*** Begin section ***
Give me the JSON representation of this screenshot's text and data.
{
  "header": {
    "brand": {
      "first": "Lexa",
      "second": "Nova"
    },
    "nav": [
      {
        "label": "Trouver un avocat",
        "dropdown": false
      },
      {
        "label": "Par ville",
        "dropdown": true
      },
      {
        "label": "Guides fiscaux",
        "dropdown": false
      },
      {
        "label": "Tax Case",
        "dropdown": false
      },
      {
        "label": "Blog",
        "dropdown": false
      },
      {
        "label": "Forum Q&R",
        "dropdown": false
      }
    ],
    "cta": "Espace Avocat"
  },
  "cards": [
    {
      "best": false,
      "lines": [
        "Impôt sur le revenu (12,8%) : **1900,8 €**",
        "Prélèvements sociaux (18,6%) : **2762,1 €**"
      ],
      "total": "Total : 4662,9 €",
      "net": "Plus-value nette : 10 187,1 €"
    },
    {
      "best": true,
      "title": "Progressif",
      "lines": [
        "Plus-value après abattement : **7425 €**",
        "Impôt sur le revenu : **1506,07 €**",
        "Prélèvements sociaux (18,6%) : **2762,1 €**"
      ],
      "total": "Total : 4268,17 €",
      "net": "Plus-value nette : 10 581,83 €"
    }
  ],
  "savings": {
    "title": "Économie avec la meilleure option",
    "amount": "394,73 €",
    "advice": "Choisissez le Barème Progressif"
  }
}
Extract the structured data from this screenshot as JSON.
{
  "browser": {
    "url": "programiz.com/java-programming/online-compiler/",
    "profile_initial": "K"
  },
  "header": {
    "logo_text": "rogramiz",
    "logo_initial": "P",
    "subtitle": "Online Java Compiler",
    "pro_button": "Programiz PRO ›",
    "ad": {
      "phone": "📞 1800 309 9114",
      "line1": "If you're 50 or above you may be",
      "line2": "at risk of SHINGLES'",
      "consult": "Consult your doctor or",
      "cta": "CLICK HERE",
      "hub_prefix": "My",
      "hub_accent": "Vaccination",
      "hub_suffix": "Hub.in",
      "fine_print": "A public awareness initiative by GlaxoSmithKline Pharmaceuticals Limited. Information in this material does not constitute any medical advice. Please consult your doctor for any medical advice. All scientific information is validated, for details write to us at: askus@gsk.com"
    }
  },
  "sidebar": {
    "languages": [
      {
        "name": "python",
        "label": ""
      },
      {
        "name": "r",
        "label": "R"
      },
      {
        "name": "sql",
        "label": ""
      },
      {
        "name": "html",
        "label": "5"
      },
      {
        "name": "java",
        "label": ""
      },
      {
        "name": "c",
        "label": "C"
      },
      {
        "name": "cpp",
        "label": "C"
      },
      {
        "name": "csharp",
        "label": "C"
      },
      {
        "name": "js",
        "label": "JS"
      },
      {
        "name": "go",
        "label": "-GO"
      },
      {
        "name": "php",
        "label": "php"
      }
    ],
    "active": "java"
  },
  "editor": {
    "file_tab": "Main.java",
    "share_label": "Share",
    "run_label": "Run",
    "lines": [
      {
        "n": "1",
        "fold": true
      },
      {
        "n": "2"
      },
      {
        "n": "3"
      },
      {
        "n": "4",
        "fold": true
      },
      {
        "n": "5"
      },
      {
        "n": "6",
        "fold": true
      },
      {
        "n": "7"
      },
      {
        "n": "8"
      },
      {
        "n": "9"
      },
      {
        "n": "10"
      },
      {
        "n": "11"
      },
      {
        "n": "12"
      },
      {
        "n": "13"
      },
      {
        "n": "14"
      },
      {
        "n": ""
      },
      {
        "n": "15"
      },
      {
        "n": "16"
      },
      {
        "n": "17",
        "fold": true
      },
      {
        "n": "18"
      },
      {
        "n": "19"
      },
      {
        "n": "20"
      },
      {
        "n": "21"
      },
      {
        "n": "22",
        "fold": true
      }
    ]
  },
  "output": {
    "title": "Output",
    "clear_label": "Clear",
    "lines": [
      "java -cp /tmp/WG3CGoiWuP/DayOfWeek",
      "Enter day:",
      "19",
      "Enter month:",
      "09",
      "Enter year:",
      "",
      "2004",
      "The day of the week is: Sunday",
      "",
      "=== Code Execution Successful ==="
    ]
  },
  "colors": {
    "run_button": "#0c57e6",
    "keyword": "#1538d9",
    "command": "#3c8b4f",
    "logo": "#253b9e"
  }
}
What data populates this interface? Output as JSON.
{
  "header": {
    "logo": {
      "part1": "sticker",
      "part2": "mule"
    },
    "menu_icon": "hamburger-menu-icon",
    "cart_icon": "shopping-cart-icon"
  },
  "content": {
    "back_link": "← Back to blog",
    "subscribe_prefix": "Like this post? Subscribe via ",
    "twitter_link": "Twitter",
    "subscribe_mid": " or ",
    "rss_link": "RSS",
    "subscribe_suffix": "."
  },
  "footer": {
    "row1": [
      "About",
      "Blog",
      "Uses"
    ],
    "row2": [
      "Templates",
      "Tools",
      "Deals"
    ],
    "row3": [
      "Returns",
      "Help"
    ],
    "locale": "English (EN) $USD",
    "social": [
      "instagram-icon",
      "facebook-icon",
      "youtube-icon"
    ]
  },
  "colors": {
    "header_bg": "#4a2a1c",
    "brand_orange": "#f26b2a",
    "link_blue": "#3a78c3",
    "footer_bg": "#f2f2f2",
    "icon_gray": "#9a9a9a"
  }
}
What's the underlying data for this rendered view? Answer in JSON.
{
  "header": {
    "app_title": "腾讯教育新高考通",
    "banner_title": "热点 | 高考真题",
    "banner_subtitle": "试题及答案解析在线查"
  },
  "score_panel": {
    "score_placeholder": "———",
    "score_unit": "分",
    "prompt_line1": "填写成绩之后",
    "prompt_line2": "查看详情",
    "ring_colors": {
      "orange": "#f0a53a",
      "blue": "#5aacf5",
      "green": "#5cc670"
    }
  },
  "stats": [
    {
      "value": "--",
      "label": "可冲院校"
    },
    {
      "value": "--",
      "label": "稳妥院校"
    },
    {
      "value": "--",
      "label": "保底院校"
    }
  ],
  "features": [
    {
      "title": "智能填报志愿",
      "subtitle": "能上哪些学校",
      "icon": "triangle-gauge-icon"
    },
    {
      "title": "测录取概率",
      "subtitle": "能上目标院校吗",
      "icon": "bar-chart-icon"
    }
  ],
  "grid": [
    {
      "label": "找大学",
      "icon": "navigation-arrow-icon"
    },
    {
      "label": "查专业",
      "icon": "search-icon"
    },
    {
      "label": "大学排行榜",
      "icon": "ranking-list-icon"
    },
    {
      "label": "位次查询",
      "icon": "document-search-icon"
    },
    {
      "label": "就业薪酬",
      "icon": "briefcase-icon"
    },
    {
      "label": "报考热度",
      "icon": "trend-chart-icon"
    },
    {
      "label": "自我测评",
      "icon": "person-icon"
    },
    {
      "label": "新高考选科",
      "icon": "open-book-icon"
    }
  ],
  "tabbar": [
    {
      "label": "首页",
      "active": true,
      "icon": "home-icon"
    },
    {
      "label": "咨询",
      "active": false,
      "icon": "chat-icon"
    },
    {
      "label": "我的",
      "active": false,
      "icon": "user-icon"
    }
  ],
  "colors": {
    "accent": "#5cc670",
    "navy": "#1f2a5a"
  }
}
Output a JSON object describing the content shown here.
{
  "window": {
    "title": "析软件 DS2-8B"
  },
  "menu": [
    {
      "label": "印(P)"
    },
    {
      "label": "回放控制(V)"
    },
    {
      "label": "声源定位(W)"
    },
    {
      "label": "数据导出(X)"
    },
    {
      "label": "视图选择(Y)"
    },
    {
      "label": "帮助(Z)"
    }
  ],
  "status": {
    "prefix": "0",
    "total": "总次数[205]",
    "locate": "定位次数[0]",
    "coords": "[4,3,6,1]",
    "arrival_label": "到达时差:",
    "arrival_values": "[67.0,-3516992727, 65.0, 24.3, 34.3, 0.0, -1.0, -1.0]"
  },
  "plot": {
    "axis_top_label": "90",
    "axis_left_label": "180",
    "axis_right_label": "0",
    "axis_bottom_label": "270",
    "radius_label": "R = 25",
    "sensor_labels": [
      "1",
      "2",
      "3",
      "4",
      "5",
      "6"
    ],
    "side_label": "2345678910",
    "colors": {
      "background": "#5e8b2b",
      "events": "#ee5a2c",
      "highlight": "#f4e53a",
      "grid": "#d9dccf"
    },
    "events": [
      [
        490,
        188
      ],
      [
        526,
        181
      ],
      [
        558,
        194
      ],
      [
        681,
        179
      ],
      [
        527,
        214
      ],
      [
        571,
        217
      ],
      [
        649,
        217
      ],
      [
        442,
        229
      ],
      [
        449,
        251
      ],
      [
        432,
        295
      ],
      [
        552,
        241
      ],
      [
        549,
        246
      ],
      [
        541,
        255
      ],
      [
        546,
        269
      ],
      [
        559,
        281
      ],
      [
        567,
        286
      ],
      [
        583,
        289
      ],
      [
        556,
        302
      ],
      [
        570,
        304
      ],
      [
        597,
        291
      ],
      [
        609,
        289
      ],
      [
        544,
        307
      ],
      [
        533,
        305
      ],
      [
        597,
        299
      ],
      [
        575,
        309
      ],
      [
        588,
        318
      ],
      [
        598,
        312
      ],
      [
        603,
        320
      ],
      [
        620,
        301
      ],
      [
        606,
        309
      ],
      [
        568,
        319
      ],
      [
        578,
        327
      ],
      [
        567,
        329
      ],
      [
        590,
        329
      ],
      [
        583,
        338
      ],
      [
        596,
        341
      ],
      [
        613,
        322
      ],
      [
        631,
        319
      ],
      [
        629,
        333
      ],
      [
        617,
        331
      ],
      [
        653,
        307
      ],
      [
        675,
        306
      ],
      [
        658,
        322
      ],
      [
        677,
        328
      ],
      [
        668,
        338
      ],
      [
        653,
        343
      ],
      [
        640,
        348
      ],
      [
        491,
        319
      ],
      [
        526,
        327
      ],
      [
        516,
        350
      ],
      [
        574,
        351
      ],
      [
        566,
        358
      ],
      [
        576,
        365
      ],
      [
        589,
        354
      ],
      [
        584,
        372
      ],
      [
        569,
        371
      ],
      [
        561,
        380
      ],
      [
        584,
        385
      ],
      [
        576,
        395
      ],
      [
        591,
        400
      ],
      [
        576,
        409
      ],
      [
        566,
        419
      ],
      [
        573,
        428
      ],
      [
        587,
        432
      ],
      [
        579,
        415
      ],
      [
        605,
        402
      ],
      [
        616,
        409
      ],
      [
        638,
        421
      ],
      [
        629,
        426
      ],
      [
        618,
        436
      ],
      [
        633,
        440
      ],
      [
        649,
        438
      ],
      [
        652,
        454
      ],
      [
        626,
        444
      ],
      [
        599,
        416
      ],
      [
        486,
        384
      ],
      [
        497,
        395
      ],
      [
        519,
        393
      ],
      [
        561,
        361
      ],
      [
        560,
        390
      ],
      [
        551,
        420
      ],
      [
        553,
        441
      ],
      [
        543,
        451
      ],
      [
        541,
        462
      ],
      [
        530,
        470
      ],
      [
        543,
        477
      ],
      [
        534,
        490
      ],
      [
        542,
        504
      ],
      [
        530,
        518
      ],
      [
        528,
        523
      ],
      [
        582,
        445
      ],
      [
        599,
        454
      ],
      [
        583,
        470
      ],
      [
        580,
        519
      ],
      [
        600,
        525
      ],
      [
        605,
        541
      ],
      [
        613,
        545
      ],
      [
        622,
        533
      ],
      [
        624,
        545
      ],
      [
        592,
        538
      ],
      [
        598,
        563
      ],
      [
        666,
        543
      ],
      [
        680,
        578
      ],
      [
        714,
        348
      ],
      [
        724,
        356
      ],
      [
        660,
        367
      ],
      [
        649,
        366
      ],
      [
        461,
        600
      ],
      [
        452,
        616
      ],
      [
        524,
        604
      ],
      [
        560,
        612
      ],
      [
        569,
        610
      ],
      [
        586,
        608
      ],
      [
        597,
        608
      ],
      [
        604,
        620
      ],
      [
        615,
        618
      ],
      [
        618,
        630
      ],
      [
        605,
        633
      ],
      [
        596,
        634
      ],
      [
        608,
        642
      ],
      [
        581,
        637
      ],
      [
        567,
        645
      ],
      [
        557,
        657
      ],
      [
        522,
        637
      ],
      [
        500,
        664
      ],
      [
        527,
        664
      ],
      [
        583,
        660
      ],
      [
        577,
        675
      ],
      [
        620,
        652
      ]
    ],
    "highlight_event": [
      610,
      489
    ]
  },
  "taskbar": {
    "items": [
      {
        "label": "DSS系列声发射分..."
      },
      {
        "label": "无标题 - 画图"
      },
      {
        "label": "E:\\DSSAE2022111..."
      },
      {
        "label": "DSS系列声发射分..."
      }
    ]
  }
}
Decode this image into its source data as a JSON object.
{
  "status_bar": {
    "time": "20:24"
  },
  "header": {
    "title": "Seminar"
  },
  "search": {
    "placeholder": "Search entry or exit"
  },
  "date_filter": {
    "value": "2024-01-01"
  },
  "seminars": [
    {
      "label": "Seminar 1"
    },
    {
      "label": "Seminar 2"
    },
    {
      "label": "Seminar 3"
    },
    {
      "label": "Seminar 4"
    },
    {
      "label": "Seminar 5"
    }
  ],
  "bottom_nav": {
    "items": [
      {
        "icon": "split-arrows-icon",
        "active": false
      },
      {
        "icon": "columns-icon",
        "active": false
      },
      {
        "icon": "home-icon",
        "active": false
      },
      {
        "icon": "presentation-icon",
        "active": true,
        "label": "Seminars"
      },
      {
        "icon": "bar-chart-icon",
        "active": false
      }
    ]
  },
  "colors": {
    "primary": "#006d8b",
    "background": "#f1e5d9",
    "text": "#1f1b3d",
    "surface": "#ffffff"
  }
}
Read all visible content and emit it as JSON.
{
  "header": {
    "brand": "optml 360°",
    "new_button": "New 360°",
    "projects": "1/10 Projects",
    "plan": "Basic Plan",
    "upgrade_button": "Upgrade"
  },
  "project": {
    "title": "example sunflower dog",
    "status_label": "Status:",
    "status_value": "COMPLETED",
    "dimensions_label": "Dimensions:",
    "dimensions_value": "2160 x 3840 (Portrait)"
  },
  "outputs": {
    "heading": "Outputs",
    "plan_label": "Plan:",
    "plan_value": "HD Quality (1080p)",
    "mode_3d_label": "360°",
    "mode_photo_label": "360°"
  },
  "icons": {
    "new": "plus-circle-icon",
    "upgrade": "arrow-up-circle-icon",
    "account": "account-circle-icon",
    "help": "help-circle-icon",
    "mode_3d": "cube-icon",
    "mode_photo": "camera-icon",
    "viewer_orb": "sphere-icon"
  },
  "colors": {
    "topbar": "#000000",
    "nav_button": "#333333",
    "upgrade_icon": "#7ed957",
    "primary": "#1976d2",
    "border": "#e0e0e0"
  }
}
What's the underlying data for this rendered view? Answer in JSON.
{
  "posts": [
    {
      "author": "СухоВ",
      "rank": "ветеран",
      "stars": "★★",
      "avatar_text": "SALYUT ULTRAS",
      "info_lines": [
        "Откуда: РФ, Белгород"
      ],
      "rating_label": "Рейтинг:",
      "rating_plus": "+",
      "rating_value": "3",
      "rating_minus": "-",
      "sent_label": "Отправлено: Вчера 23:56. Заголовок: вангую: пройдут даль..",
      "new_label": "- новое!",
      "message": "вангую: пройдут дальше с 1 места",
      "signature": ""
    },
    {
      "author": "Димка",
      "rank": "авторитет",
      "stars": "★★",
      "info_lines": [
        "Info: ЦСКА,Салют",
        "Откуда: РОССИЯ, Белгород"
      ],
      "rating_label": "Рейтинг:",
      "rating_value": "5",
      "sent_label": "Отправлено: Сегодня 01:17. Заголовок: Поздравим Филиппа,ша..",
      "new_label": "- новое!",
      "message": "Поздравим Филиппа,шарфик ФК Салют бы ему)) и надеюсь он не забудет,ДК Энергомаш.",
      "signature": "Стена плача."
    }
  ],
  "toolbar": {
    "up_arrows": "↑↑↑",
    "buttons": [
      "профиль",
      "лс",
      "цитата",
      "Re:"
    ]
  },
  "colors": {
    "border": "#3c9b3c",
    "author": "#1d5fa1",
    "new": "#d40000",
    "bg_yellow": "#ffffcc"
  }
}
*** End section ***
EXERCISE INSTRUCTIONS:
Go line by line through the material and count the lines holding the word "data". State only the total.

ANSWER FOR THE TASK:
6